SVGA (800 x 600), XGA (1024 x 768), 1080P (Home Theatre), WXGA (1280 x 720 Widescreen), SVGA (1280 x 1024) or UXGA (1600 x 1200) ? The higher the projector's resolution, the higher the price. If you will use your LCD projector mainly for PowerPoint presentations, the SVGA resolution will be fine, while XGA is a good choice for displaying numerical data. You'll only need the higher resolution LCD projectors if you need fine details to be accurately displayed. 

If you mainly need to display high definition video from HDTV broadcast or Blu-Ray media then a 1080P (Home Theatre) projector might be preferable. 

Note that where possible it is best to match the projector resolution with the input device resolution - for example, if you typically use a widescreen laptop to connect to your projector the best results will be obtained with a projector that uses the same display resolution, otherwise the displayed image will be scaled to match the resolution of the projector and the results may not be satisfactory.

Projector Brightness

The higher the ANSI lumens rating, the brighter the LCD projector's light output. Projectors of 2500-3000 lumens put out enough light for normal business or classroom situations, while projectors of 3000-4000 lumens produce enough light to illuminate images without washout in large conference rooms and classrooms. For auditoriums, halls, and other larger rooms a projector of 4000 lumens or more is preferable.

Projector Display Contrast

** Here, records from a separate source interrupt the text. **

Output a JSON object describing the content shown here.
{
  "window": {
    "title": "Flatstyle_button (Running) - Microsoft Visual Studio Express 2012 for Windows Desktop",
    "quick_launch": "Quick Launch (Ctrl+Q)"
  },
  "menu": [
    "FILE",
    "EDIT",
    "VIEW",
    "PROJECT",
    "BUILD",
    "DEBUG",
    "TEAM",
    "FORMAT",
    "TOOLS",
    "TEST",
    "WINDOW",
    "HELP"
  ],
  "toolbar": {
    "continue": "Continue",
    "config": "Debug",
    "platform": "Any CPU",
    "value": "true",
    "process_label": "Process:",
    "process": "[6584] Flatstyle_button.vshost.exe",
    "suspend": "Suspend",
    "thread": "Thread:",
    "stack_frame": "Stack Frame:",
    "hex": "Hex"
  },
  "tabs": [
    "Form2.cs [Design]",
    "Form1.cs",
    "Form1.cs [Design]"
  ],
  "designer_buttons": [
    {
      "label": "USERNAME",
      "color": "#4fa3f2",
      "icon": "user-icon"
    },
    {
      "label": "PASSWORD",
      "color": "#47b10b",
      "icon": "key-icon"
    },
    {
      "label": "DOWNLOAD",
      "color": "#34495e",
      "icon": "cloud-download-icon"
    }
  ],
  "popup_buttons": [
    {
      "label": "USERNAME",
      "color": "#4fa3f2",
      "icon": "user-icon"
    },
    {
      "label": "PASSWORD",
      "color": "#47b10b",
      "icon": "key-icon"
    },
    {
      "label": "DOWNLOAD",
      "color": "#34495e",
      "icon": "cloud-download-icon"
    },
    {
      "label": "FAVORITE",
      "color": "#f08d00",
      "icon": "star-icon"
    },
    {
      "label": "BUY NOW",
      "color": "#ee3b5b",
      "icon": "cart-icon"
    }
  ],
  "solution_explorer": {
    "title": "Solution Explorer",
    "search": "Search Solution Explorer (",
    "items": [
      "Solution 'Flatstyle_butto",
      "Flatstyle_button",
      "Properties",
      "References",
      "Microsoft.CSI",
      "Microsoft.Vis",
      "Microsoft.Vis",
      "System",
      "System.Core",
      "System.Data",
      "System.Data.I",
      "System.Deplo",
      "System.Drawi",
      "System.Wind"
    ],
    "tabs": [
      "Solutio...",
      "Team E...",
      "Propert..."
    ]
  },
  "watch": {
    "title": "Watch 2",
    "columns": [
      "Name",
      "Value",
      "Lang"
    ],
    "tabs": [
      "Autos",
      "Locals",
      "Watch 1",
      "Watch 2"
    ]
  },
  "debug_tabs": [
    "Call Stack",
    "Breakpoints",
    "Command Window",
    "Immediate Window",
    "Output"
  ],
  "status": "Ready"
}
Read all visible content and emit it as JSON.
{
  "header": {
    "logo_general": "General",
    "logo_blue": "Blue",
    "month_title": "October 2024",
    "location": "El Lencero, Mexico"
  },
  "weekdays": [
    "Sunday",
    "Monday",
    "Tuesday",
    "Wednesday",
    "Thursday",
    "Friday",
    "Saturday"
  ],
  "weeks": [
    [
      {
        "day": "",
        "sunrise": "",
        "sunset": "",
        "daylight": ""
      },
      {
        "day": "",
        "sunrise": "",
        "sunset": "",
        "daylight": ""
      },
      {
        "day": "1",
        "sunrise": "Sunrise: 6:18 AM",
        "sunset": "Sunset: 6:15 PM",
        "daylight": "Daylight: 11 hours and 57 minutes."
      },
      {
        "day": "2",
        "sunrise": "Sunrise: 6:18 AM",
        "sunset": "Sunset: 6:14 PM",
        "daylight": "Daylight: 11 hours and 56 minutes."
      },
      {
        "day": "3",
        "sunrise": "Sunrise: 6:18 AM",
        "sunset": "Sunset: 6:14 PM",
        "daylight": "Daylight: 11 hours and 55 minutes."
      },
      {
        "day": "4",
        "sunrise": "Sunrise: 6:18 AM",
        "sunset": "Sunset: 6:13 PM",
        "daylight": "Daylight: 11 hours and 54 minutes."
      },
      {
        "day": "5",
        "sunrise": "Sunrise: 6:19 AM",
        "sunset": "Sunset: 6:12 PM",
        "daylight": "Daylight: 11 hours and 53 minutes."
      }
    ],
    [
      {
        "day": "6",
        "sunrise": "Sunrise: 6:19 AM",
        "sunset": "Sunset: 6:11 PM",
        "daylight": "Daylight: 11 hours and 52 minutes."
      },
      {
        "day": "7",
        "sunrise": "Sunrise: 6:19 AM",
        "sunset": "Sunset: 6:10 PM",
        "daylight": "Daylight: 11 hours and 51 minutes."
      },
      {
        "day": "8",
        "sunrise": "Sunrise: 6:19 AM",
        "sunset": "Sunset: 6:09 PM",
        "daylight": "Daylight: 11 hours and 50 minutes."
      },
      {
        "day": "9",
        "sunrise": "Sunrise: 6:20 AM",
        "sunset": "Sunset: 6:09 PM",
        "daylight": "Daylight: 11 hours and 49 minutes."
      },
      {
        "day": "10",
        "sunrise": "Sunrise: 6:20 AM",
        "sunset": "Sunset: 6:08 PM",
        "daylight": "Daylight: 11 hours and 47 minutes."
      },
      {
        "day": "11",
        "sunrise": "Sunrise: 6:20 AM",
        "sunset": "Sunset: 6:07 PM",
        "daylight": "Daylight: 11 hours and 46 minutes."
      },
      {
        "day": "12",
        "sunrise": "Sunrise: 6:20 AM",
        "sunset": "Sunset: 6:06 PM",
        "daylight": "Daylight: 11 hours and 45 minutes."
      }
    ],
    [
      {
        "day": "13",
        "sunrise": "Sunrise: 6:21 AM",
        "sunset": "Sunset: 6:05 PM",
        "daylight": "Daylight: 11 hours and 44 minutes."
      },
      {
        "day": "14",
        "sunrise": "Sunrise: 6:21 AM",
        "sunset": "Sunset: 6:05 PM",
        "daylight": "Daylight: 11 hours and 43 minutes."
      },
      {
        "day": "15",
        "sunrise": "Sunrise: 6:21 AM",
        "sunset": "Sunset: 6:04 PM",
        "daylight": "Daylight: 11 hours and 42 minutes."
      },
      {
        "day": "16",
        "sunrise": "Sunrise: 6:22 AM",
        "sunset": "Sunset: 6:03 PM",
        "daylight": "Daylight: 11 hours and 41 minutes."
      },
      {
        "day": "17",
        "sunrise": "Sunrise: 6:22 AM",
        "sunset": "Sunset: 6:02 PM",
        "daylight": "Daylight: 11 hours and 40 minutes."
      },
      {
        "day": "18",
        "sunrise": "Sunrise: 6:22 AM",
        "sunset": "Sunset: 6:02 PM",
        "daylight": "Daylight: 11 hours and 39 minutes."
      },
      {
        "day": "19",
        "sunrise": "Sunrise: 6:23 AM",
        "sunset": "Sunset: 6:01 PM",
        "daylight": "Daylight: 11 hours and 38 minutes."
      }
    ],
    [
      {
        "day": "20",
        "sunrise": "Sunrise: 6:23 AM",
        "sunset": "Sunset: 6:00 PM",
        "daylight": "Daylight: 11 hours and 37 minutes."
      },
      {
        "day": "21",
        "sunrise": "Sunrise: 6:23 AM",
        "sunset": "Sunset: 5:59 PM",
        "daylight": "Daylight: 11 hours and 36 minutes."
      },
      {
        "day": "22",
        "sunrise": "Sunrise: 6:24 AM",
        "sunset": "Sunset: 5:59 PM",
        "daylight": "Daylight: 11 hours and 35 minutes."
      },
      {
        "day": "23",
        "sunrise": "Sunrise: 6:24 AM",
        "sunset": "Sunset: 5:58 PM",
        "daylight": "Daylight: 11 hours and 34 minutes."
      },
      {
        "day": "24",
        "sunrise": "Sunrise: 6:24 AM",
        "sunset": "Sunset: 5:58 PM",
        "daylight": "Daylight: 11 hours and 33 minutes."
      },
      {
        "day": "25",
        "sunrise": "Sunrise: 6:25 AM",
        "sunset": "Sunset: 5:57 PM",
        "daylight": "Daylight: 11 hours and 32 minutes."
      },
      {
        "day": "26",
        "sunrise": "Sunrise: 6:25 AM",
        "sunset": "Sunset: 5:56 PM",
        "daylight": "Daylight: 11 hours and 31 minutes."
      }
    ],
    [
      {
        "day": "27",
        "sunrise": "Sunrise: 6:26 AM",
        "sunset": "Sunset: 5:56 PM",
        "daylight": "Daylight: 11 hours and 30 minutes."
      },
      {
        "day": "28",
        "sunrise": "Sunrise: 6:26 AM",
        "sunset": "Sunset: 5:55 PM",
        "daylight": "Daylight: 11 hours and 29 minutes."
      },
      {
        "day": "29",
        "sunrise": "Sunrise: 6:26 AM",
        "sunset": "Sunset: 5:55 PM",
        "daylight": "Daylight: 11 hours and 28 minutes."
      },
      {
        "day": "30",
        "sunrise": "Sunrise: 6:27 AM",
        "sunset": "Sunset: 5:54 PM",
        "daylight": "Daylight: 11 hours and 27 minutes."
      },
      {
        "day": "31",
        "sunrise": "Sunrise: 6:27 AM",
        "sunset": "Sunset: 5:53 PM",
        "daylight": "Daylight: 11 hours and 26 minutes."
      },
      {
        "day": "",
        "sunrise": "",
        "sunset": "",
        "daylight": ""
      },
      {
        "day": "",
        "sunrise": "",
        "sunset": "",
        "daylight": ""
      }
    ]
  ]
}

Projector contrast is expressed as a ratio between the brightest and darkest areas of the image. In general, the higher the contrast ratio the clearer the graphics and video images will be. You'll want to choose an LCD projector with a very high contrast ratio if you plan to frequently project images with the lights on.

Projector Weight

Projector weight is a portability issue; if you're going to be carrying the projector around a lot, making presentations in different locations, the lighter the better. There are now many projectors available that weigh less than 5 pounds, which can lighten your load considerably if you're a mobile presenter. However, generally, the lighter the projector the more it costs. 

If you want something really portable there are tiny, battery-powered projector units available which can be connected to your smartphone. These are perfect for presentations to small groups of people. Some smartphones are even available with projectors built into the phone.

Projector Connectivity

When you buy a projector, you'll choose one that connects to the computer or video source you normally use, of course. But will you always use the same computer or video source? You may need a separate connector cable or adapter in some cases. Check to see if the projector has multiple interface ports (USB, HDMI, Network, Composite Video, etc.) to accommodate your needs in terms of being able to connect different video sources to the projector.

Some manufacturers such as Epson offer WiFi connectivity so no direct cabling is required. The image from the computer screen is transmitted via WiFi to the projector.

Projector Lamp Life

Another factor you may want to consider when buying a projector is the listed lamp life, as replacement lamps can cost hundreds of dollars. For a non-LED projector, a listed lamp life of 3000 hours or more is excellent. Some projectors come with mode choices, such as "eco-mode" that allow extended lamp life, and cut down on operating costs. Projectors that use LEDs as a light source are designed to never need lamp replacement.